◆ **WHAT IS BEING ASKED**
Would you please give the entries again word for word, with no images in your copy?

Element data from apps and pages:
- - -

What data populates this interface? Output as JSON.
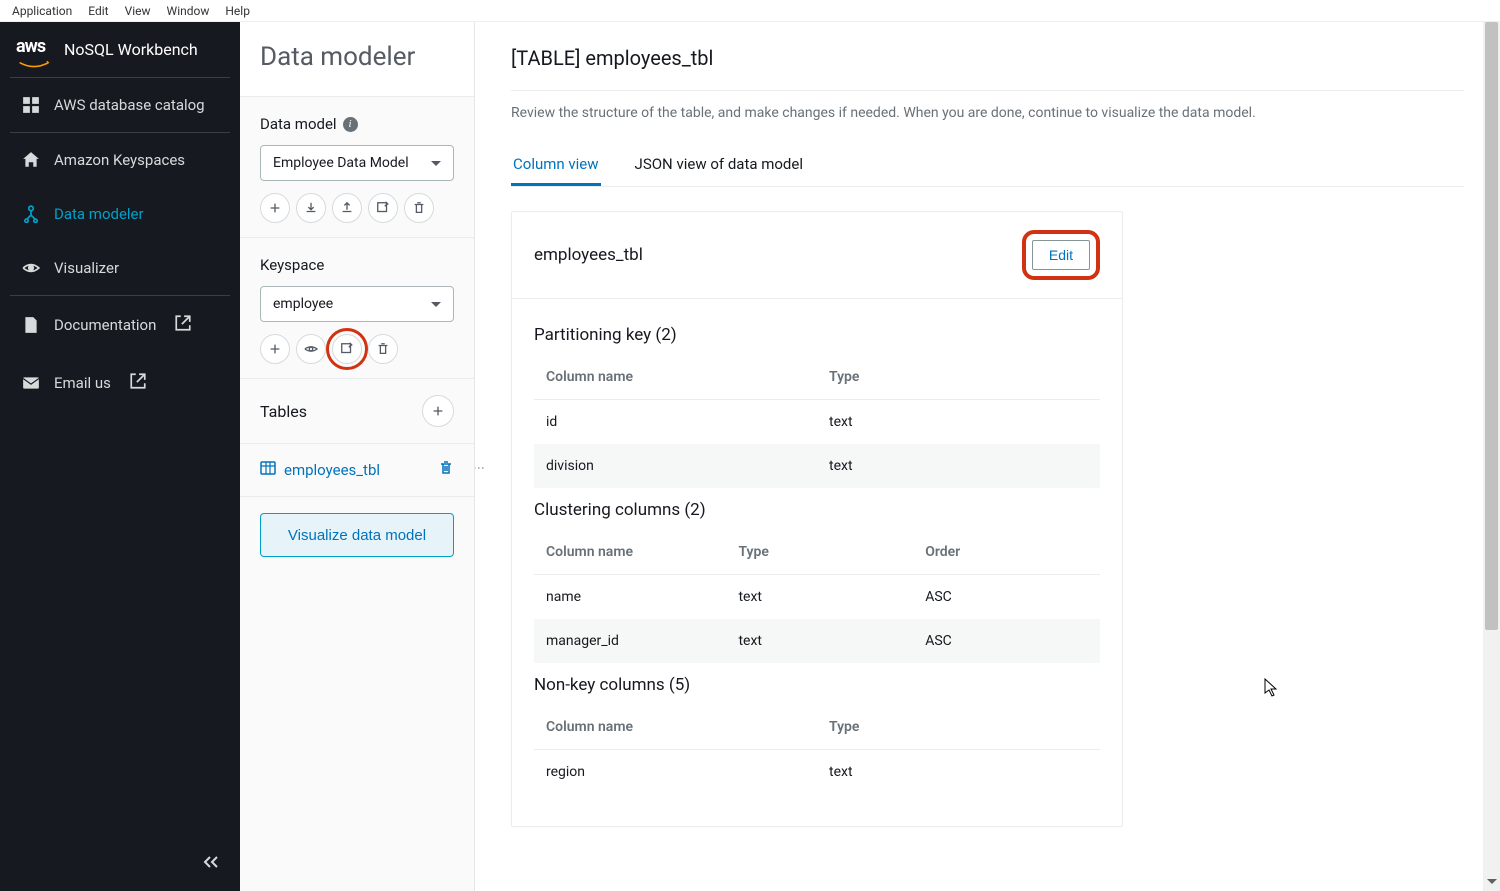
{
  "menubar": [
    "Application",
    "Edit",
    "View",
    "Window",
    "Help"
  ],
  "app": {
    "logo_text": "aws",
    "title": "NoSQL Workbench"
  },
  "sidenav": {
    "items": [
      {
        "label": "AWS database catalog",
        "icon": "grid-icon"
      },
      {
        "label": "Amazon Keyspaces",
        "icon": "home-icon"
      },
      {
        "label": "Data modeler",
        "icon": "modeler-icon",
        "active": true
      },
      {
        "label": "Visualizer",
        "icon": "eye-icon"
      },
      {
        "label": "Documentation",
        "icon": "doc-icon",
        "external": true
      },
      {
        "label": "Email us",
        "icon": "mail-icon",
        "external": true
      }
    ]
  },
  "modeler": {
    "title": "Data modeler",
    "data_model_label": "Data model",
    "data_model_selected": "Employee Data Model",
    "keyspace_label": "Keyspace",
    "keyspace_selected": "employee",
    "tables_label": "Tables",
    "tables": [
      {
        "name": "employees_tbl"
      }
    ],
    "visualize_label": "Visualize data model"
  },
  "main": {
    "page_title": "[TABLE] employees_tbl",
    "subtitle": "Review the structure of the table, and make changes if needed. When you are done, continue to visualize the data model.",
    "tabs": {
      "column": "Column view",
      "json": "JSON view of data model"
    },
    "table_name": "employees_tbl",
    "edit_label": "Edit",
    "partition": {
      "title": "Partitioning key (2)",
      "headers": {
        "col": "Column name",
        "type": "Type"
      },
      "rows": [
        {
          "name": "id",
          "type": "text"
        },
        {
          "name": "division",
          "type": "text"
        }
      ]
    },
    "clustering": {
      "title": "Clustering columns (2)",
      "headers": {
        "col": "Column name",
        "type": "Type",
        "order": "Order"
      },
      "rows": [
        {
          "name": "name",
          "type": "text",
          "order": "ASC"
        },
        {
          "name": "manager_id",
          "type": "text",
          "order": "ASC"
        }
      ]
    },
    "nonkey": {
      "title": "Non-key columns (5)",
      "headers": {
        "col": "Column name",
        "type": "Type"
      },
      "rows": [
        {
          "name": "region",
          "type": "text"
        }
      ]
    }
  }
}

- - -

◆ **FINISHED TASK**
What data populates this interface? Output as JSON.
{
  "menubar": [
    "Application",
    "Edit",
    "View",
    "Window",
    "Help"
  ],
  "app": {
    "logo_text": "aws",
    "title": "NoSQL Workbench"
  },
  "sidenav": {
    "items": [
      {
        "label": "AWS database catalog",
        "icon": "grid-icon"
      },
      {
        "label": "Amazon Keyspaces",
        "icon": "home-icon"
      },
      {
        "label": "Data modeler",
        "icon": "modeler-icon",
        "active": true
      },
      {
        "label": "Visualizer",
        "icon": "eye-icon"
      },
      {
        "label": "Documentation",
        "icon": "doc-icon",
        "external": true
      },
      {
        "label": "Email us",
        "icon": "mail-icon",
        "external": true
      }
    ]
  },
  "modeler": {
    "title": "Data modeler",
    "data_model_label": "Data model",
    "data_model_selected": "Employee Data Model",
    "keyspace_label": "Keyspace",
    "keyspace_selected": "employee",
    "tables_label": "Tables",
    "tables": [
      {
        "name": "employees_tbl"
      }
    ],
    "visualize_label": "Visualize data model"
  },
  "main": {
    "page_title": "[TABLE] employees_tbl",
    "subtitle": "Review the structure of the table, and make changes if needed. When you are done, continue to visualize the data model.",
    "tabs": {
      "column": "Column view",
      "json": "JSON view of data model"
    },
    "table_name": "employees_tbl",
    "edit_label": "Edit",
    "partition": {
      "title": "Partitioning key (2)",
      "headers": {
        "col": "Column name",
        "type": "Type"
      },
      "rows": [
        {
          "name": "id",
          "type": "text"
        },
        {
          "name": "division",
          "type": "text"
        }
      ]
    },
    "clustering": {
      "title": "Clustering columns (2)",
      "headers": {
        "col": "Column name",
        "type": "Type",
        "order": "Order"
      },
      "rows": [
        {
          "name": "name",
          "type": "text",
          "order": "ASC"
        },
        {
          "name": "manager_id",
          "type": "text",
          "order": "ASC"
        }
      ]
    },
    "nonkey": {
      "title": "Non-key columns (5)",
      "headers": {
        "col": "Column name",
        "type": "Type"
      },
      "rows": [
        {
          "name": "region",
          "type": "text"
        }
      ]
    }
  }
}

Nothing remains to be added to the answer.